Pearson plans to launch its own print rental program for courseware and reduce e-book rental prices by up to 50% as it bids to accelerate its shift to digital.
The company issued a profit warning in its January trading update this morning (18th January), saying that it expected profits to be between £570m-£630m this year, well below the City expectations of about £700m, and has slashed its target of £800m in operating profits for 2018, which has resulted in its share price plunging by 23%.
Despite previously anticipating that its North American courseware business would be broadly stable, Pearson saw a £180m decline in profits in the business in 2016 and now predicts that “many of these downward pressures will continue”.
As a result the publisher plans to accelerate its digital transition in higher education, to manage print decline, and to reshape its portfolio.
One way it will do this is to be more competitive in the courseware rental market and the publisher plans to reduce e-book rental prices by up to 50% across 2,000 titles - “making digital rental the best option for price-conscious students”.

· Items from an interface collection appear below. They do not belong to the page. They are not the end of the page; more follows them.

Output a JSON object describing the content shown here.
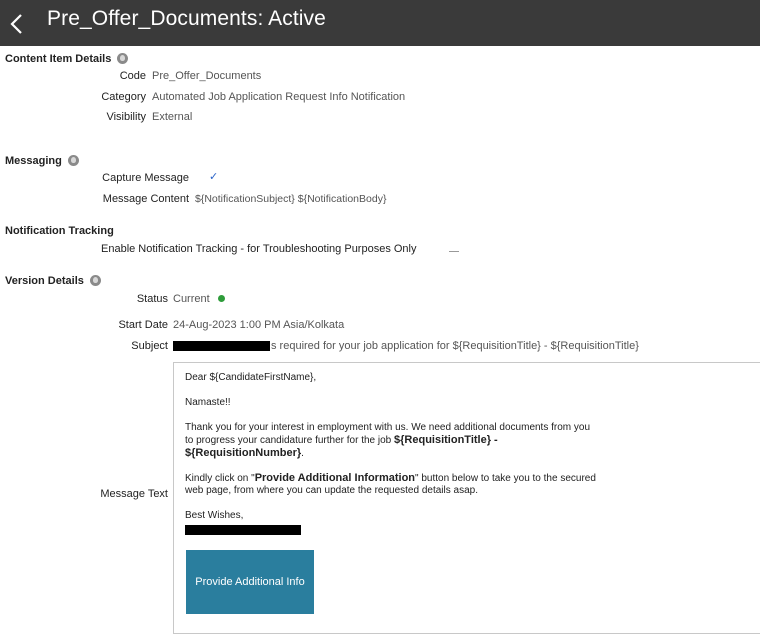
{
  "header": {
    "title": "Pre_Offer_Documents: Active"
  },
  "content_item": {
    "heading": "Content Item Details",
    "code_label": "Code",
    "code_value": "Pre_Offer_Documents",
    "category_label": "Category",
    "category_value": "Automated Job Application Request Info Notification",
    "visibility_label": "Visibility",
    "visibility_value": "External"
  },
  "messaging": {
    "heading": "Messaging",
    "capture_label": "Capture Message",
    "capture_value": "✓",
    "content_label": "Message Content",
    "content_value": "${NotificationSubject} ${NotificationBody}"
  },
  "tracking": {
    "heading": "Notification Tracking",
    "enable_label": "Enable Notification Tracking - for Troubleshooting Purposes Only"
  },
  "version": {
    "heading": "Version Details",
    "status_label": "Status",
    "status_value": "Current",
    "start_label": "Start Date",
    "start_value": "24-Aug-2023 1:00 PM Asia/Kolkata",
    "subject_label": "Subject",
    "subject_value": "s required for your job application for ${RequisitionTitle} - ${RequisitionTitle}",
    "message_label": "Message Text"
  },
  "message": {
    "greeting": "Dear ${CandidateFirstName},",
    "salutation": "Namaste!!",
    "line1": "Thank you for your interest in employment with us. We need additional documents from you",
    "line2_prefix": "to progress  your candidature further for the job ",
    "line2_bold": "${RequisitionTitle} -",
    "line3_bold": "${RequisitionNumber}",
    "line3_suffix": ".",
    "line4_prefix": "Kindly click on \"",
    "line4_bold": "Provide Additional Information",
    "line4_suffix": "\" button below to take you to the secured",
    "line5": "web page, from where you can update the requested details asap.",
    "signoff": "Best Wishes,",
    "button_label": "Provide Additional Info"
  },
  "colors": {
    "titlebar": "#3a3a3a",
    "status_dot": "#2e9c3a",
    "check": "#2b64c8",
    "cta": "#2a7e9e"
  }
}
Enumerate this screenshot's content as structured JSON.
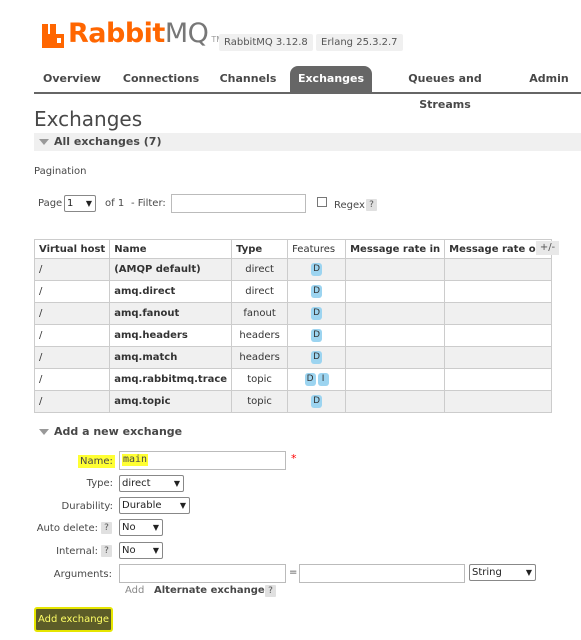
{
  "header": {
    "logo_rabbit": "Rabbit",
    "logo_mq": "MQ",
    "logo_tm": "TM",
    "version_badge": "RabbitMQ 3.12.8",
    "erlang_badge": "Erlang 25.3.2.7"
  },
  "nav": {
    "tabs": [
      {
        "label": "Overview"
      },
      {
        "label": "Connections"
      },
      {
        "label": "Channels"
      },
      {
        "label": "Exchanges"
      },
      {
        "label": "Queues and Streams"
      },
      {
        "label": "Admin"
      }
    ],
    "active": "Exchanges"
  },
  "page_title": "Exchanges",
  "all_exchanges_header": "All exchanges (7)",
  "pagination": {
    "label": "Pagination",
    "page_label": "Page",
    "page_value": "1",
    "of_label": "of 1",
    "filter_label": "- Filter:",
    "filter_value": "",
    "regex_label": "Regex",
    "help": "?"
  },
  "table": {
    "columns": [
      "Virtual host",
      "Name",
      "Type",
      "Features",
      "Message rate in",
      "Message rate out"
    ],
    "toggle": "+/-",
    "rows": [
      {
        "vhost": "/",
        "name": "(AMQP default)",
        "type": "direct",
        "features": [
          "D"
        ],
        "rate_in": "",
        "rate_out": ""
      },
      {
        "vhost": "/",
        "name": "amq.direct",
        "type": "direct",
        "features": [
          "D"
        ],
        "rate_in": "",
        "rate_out": ""
      },
      {
        "vhost": "/",
        "name": "amq.fanout",
        "type": "fanout",
        "features": [
          "D"
        ],
        "rate_in": "",
        "rate_out": ""
      },
      {
        "vhost": "/",
        "name": "amq.headers",
        "type": "headers",
        "features": [
          "D"
        ],
        "rate_in": "",
        "rate_out": ""
      },
      {
        "vhost": "/",
        "name": "amq.match",
        "type": "headers",
        "features": [
          "D"
        ],
        "rate_in": "",
        "rate_out": ""
      },
      {
        "vhost": "/",
        "name": "amq.rabbitmq.trace",
        "type": "topic",
        "features": [
          "D",
          "I"
        ],
        "rate_in": "",
        "rate_out": ""
      },
      {
        "vhost": "/",
        "name": "amq.topic",
        "type": "topic",
        "features": [
          "D"
        ],
        "rate_in": "",
        "rate_out": ""
      }
    ]
  },
  "add_exchange": {
    "header": "Add a new exchange",
    "name_label": "Name:",
    "name_value": "main",
    "required_mark": "*",
    "type_label": "Type:",
    "type_value": "direct",
    "durability_label": "Durability:",
    "durability_value": "Durable",
    "auto_delete_label": "Auto delete:",
    "auto_delete_value": "No",
    "internal_label": "Internal:",
    "internal_value": "No",
    "arguments_label": "Arguments:",
    "arg_key": "",
    "arg_eq": "=",
    "arg_value": "",
    "arg_type": "String",
    "add_link": "Add",
    "alternate_exchange": "Alternate exchange",
    "submit_label": "Add exchange"
  },
  "colors": {
    "brand_orange": "#ff6600",
    "nav_active": "#666666",
    "feature_badge": "#9cd4f0",
    "highlight_yellow": "#ffff33",
    "button_bg": "#5c5c28"
  }
}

The publisher also intends to launch its own print rental program, which it will pilot with an initial group of 50 titles with approved partners. “If successful we will scale this program rapidly,” the company said.
Pearson will invest £50m in the new ventures, which will “accelerate our product roadmap by two years”, it said.
Pearson also issued an exit notice to sell its 47% stake in trade publisher Penguin Random House as part of its trading update this morning, with majority shareholder Bertelsmann saying it was “open” to buying the stake if “the financial terms are fair”.